On darker skin, eczema can cause darker brown, purple, or gray patches. The affected areas may be swollen, warm, itchy, dry, or scaly. After a flare-up, the affected skin may look darker or lighter than the surrounding area.

Eczema can appear anywhere on the body. However, Black people can be more prone to papular lesions, which look like small bumps on the torso, arms, and legs.

This is papular eczema, and it may resemble permanent goosebumps. Black people are also more likely to develop lesions on the extensor surfaces.

Extensor surfaces are the skin areas on and around a person’s joints.

These bumps can develop around hair follicles, which is called follicular accentuation.

People of color may often experience extensive dryness and dark circles around their eyes due to eczema.

A dermatologist, a doctor who specializes in skin conditions, can diagnose eczema. However, eczema symptoms on darker skin can be different than on lighter skin. This can often lead to an underdiagnosis of eczema severity or misdiagnosis.

To diagnose eczema, a dermatologist will first examine physical symptoms and assess a person’s medical history. They will also ask about any family history of eczema or associated conditions, such as asthma.

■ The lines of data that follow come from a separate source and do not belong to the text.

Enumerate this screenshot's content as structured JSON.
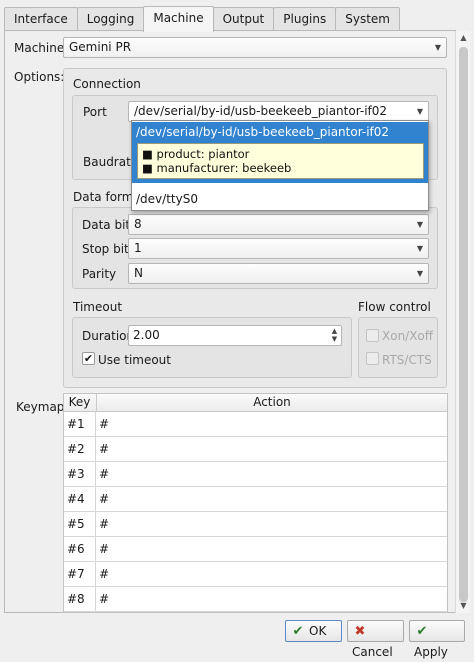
{
  "tabs": [
    "Interface",
    "Logging",
    "Machine",
    "Output",
    "Plugins",
    "System"
  ],
  "active_tab": "Machine",
  "machine": {
    "label": "Machine:",
    "value": "Gemini PR"
  },
  "options_label": "Options:",
  "connection": {
    "title": "Connection",
    "port_label": "Port",
    "port_value": "/dev/serial/by-id/usb-beekeeb_piantor-if02",
    "baudrate_label": "Baudrate",
    "dropdown": {
      "items": [
        "/dev/serial/by-id/usb-beekeeb_piantor-if02",
        "/dev/ttyS0"
      ],
      "tooltip": [
        "■ product: piantor",
        "■ manufacturer: beekeeb"
      ]
    }
  },
  "data_format": {
    "title": "Data format",
    "data_bits_label": "Data bits",
    "data_bits_value": "8",
    "stop_bits_label": "Stop bits",
    "stop_bits_value": "1",
    "parity_label": "Parity",
    "parity_value": "N"
  },
  "timeout": {
    "title": "Timeout",
    "duration_label": "Duration",
    "duration_value": "2.00",
    "use_timeout_label": "Use timeout",
    "use_timeout_checked": true
  },
  "flow_control": {
    "title": "Flow control",
    "xon_label": "Xon/Xoff",
    "rts_label": "RTS/CTS"
  },
  "keymap": {
    "label": "Keymap:",
    "columns": [
      "Key",
      "Action"
    ],
    "rows": [
      [
        "#1",
        "#"
      ],
      [
        "#2",
        "#"
      ],
      [
        "#3",
        "#"
      ],
      [
        "#4",
        "#"
      ],
      [
        "#5",
        "#"
      ],
      [
        "#6",
        "#"
      ],
      [
        "#7",
        "#"
      ],
      [
        "#8",
        "#"
      ]
    ]
  },
  "buttons": {
    "ok": "OK",
    "cancel": "Cancel",
    "apply": "Apply"
  },
  "icons": {
    "ok": "check-icon",
    "cancel": "cancel-icon",
    "apply": "apply-icon"
  },
  "colors": {
    "selection": "#3182cf",
    "tooltip_bg": "#ffffdc",
    "window_bg": "#efefef"
  }
}
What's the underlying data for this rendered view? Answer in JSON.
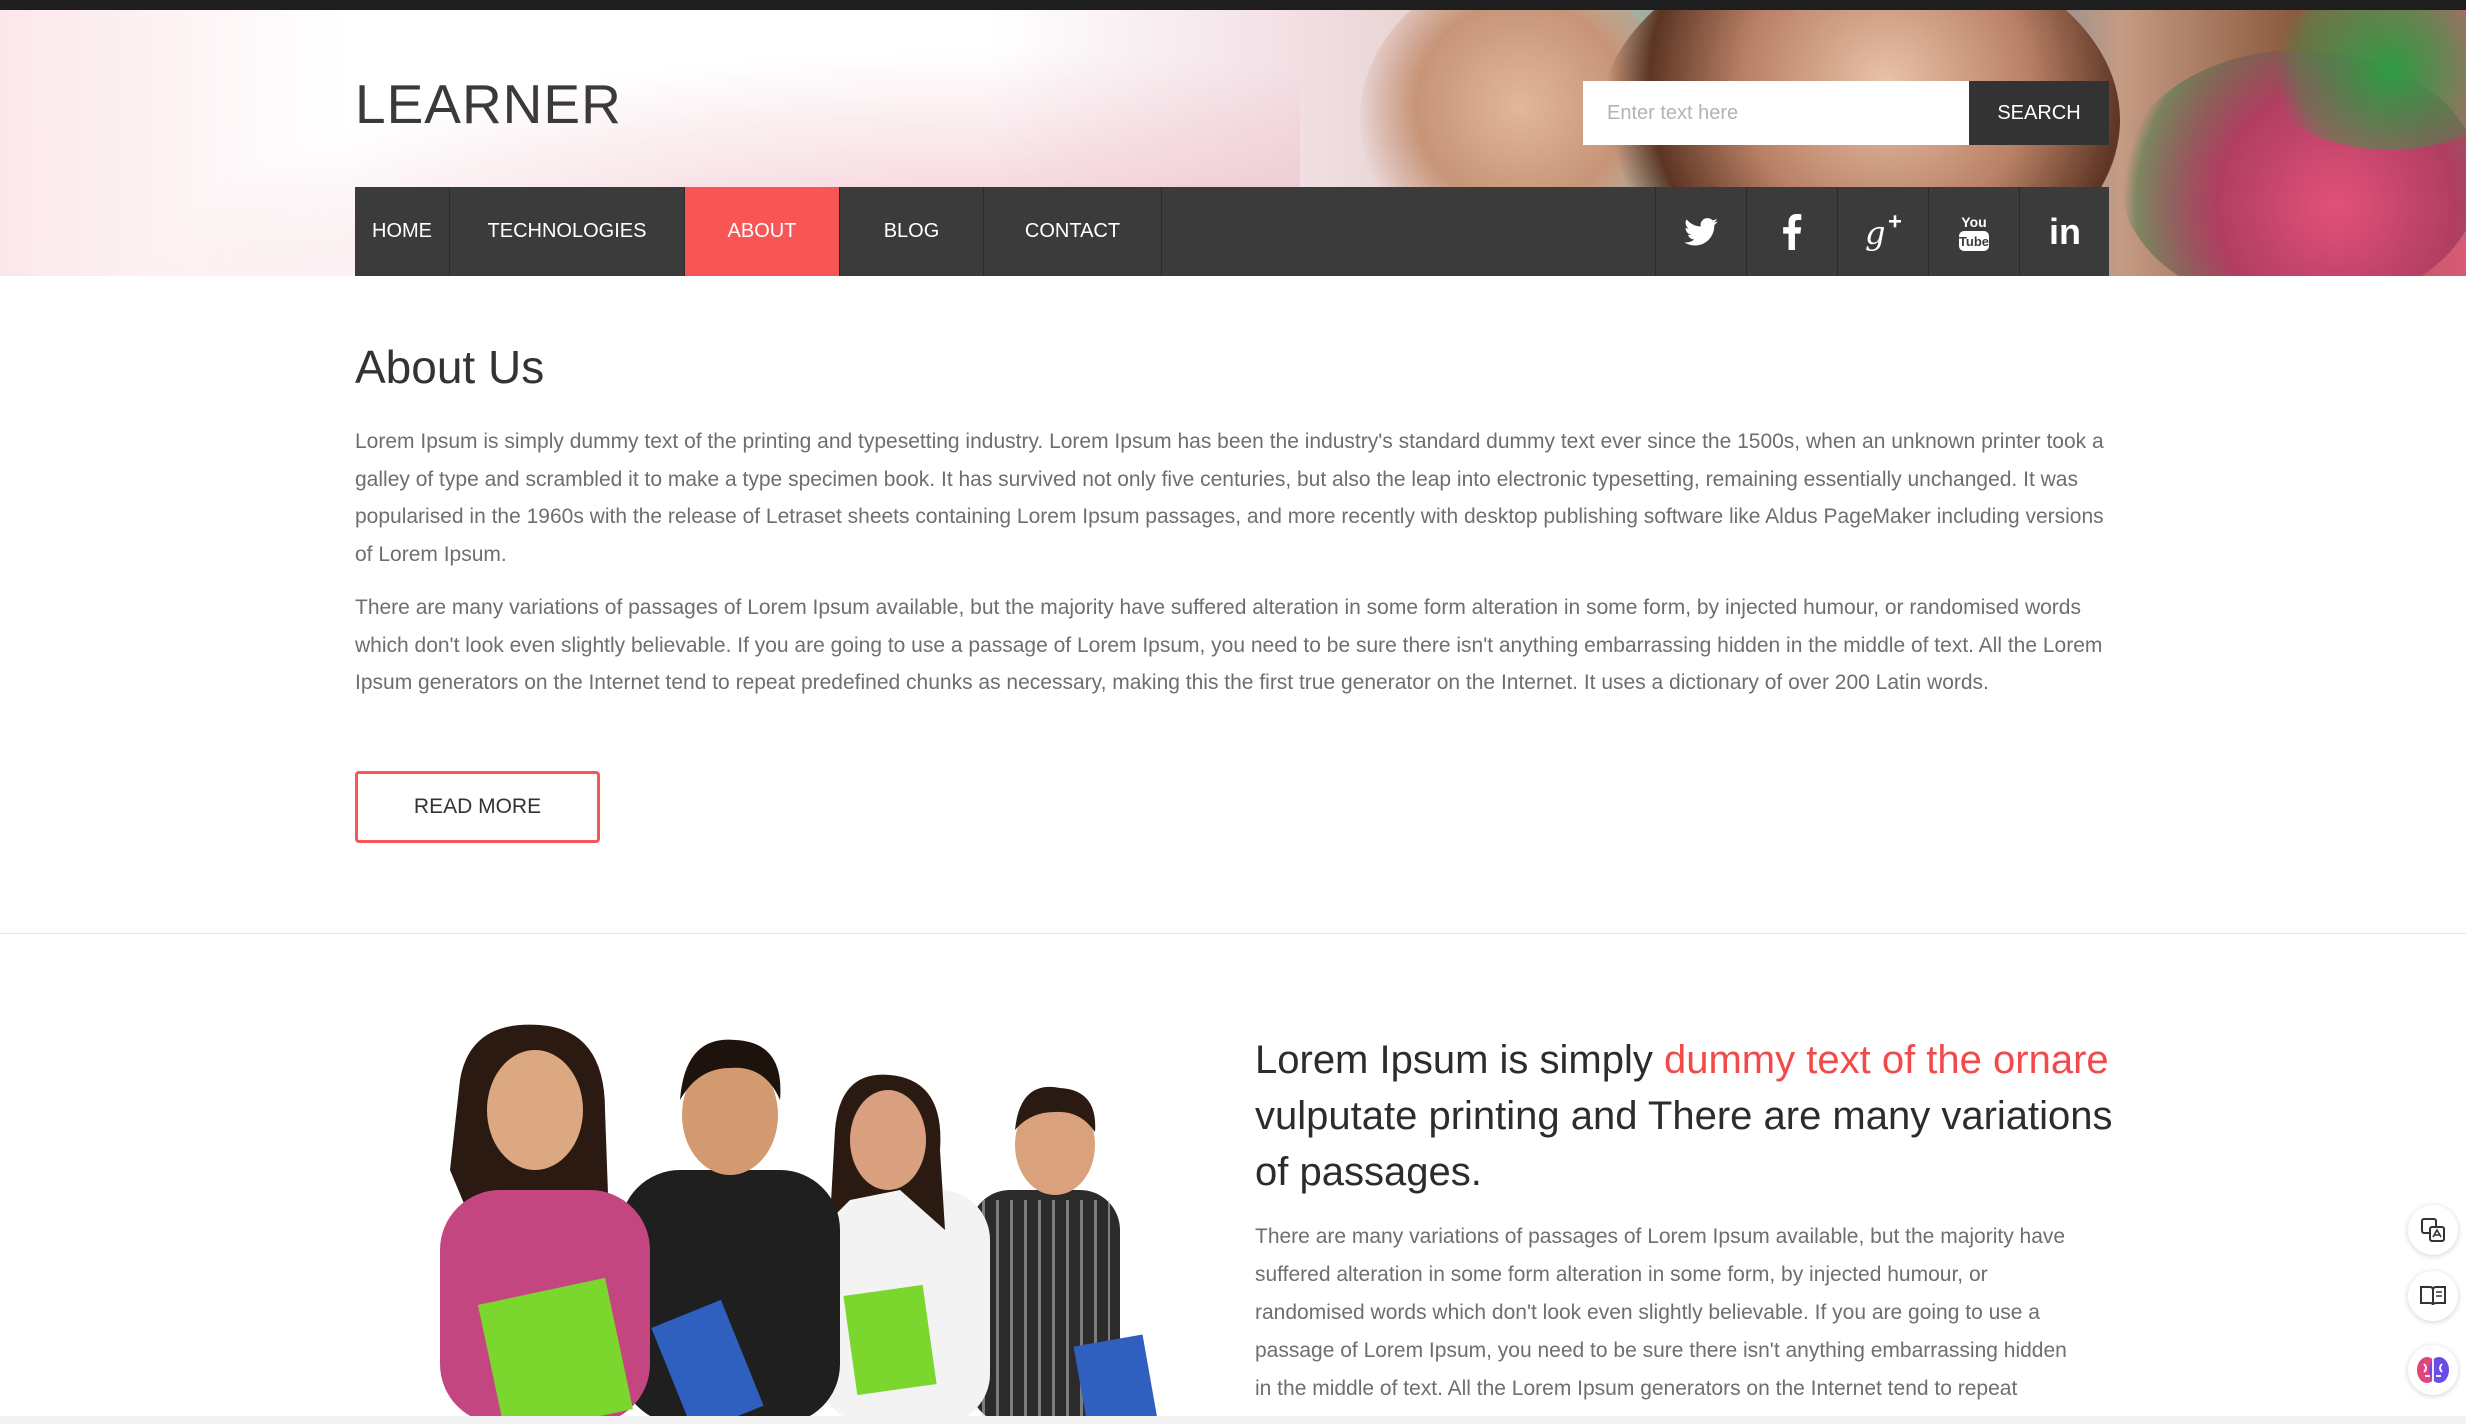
{
  "site": {
    "logo": "LEARNER"
  },
  "search": {
    "placeholder": "Enter text here",
    "button_label": "SEARCH"
  },
  "nav": {
    "items": [
      {
        "label": "HOME"
      },
      {
        "label": "TECHNOLOGIES"
      },
      {
        "label": "ABOUT",
        "active": true
      },
      {
        "label": "BLOG"
      },
      {
        "label": "CONTACT"
      }
    ],
    "social": [
      "twitter-icon",
      "facebook-icon",
      "google-plus-icon",
      "youtube-icon",
      "linkedin-icon"
    ],
    "youtube_text": {
      "top": "You",
      "bottom": "Tube"
    },
    "linkedin_text": "in"
  },
  "about": {
    "title": "About Us",
    "paragraph1": "Lorem Ipsum is simply dummy text of the printing and typesetting industry. Lorem Ipsum has been the industry's standard dummy text ever since the 1500s, when an unknown printer took a galley of type and scrambled it to make a type specimen book. It has survived not only five centuries, but also the leap into electronic typesetting, remaining essentially unchanged. It was popularised in the 1960s with the release of Letraset sheets containing Lorem Ipsum passages, and more recently with desktop publishing software like Aldus PageMaker including versions of Lorem Ipsum.",
    "paragraph2": "There are many variations of passages of Lorem Ipsum available, but the majority have suffered alteration in some form alteration in some form, by injected humour, or randomised words which don't look even slightly believable. If you are going to use a passage of Lorem Ipsum, you need to be sure there isn't anything embarrassing hidden in the middle of text. All the Lorem Ipsum generators on the Internet tend to repeat predefined chunks as necessary, making this the first true generator on the Internet. It uses a dictionary of over 200 Latin words.",
    "read_more": "READ MORE"
  },
  "feature": {
    "heading_part1": "Lorem Ipsum is simply ",
    "heading_highlight": "dummy text of the ornare",
    "heading_part2": " vulputate printing and There are many variations of passages.",
    "paragraph": "There are many variations of passages of Lorem Ipsum available, but the majority have suffered alteration in some form alteration in some form, by injected humour, or randomised words which don't look even slightly believable. If you are going to use a passage of Lorem Ipsum, you need to be sure there isn't anything embarrassing hidden in the middle of text. All the Lorem Ipsum generators on the Internet tend to repeat predefined chunks as necessary."
  },
  "side_widgets": [
    "translate-icon",
    "reader-icon",
    "ai-brain-icon"
  ],
  "colors": {
    "accent": "#f75556",
    "nav_bg": "#3b3b3b",
    "text": "#6e6e6e",
    "heading": "#333333"
  }
}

They can help diagnose the type of eczema and recommend a treatment method.

Eczema treatment is similar for all skin types. However, it will depend on a person’s symptoms and the severity of the condition.

Treatment options can include:

Soak and moisturize

Soaking the affected areas in lukewarm water for around 15–20 minutes can help hydrate the skin. People should then pat the area dry before applying a moisturizing cream or ointment.

During a flare-up, people can apply a moisturizer several times per day.

Learn about the best moisturizers and lotions for use on dry skin.

Tar preparations

Some healthcare professionals recommend using products that contain tar extract to help ease eczema symptoms.

Learn more about coal tar treatments.

Steroid creams

Steroid creams can help treat flare-ups by reducing inflammation and itching. These creams usually require a prescription. People can apply steroid creams after a soak or bath. However, they should be sure to wash their hands after application.

People should not use steroid creams long-term or more than twice per day unless specifically advised to be a healthcare professional.

Learn more about how steroid creams help treat eczema.

Oral steroids

In the case of severe flare-ups, a doctor may prescribe oral steroids. These medications help fight inflammation. However, it may cause adverse side effects over long periods. However, doctors typically discourage the use of these medications for eczema.

Due to their adverse effects, doctors will only prescribe oral steroids for eczema in exceptional circumstances.

Learn more about the different types of steroids for eczema.

Antihistamines

Itching can be one of the most aggravating symptoms of eczema. Taking antihistamines consistently can help reduce general itching.

Learn more about antihistamines.

Eczema is a chronic condition. However, it is possible to prevent or minimize flare-ups with the right management.

The Skin of Color Society offers the following advice to help manage eczema:

  • avoid taking hot or extremely cold showers or baths
  • avoid using fragrances, such as perfumes and colognes
  • choose fragrance-free cleaning products, beauty products, and detergents
  • avoid wearing tight-fitting clothes
  • bathe for 5–10 minutes each day and dry thoroughly

Many people find that certain things or situations can trigger a flare-up. Common triggers include:

Learn more about the causes of eczema flares.

Eczema refers to a group of common skin conditions that present differently in people of different skin tones.

The condition is most common in Africa and Oceania. In the U.S., eczema is most prevalent among African American children.

Systemic racial inequality means that African, Hispanic, and Indigenous Americans are more likely to have misdiagnosed, severe, or persistent eczema due to socioeconomic risk factors.

On darker skin, eczema patches may look dark brown, purple, or gray. In some cases, the condition presents small, firm, raised bumps.

Treatment and management are similar for all skin tones. Anyone experiencing the symptoms of eczema should see a doctor for diagnosis and treatment.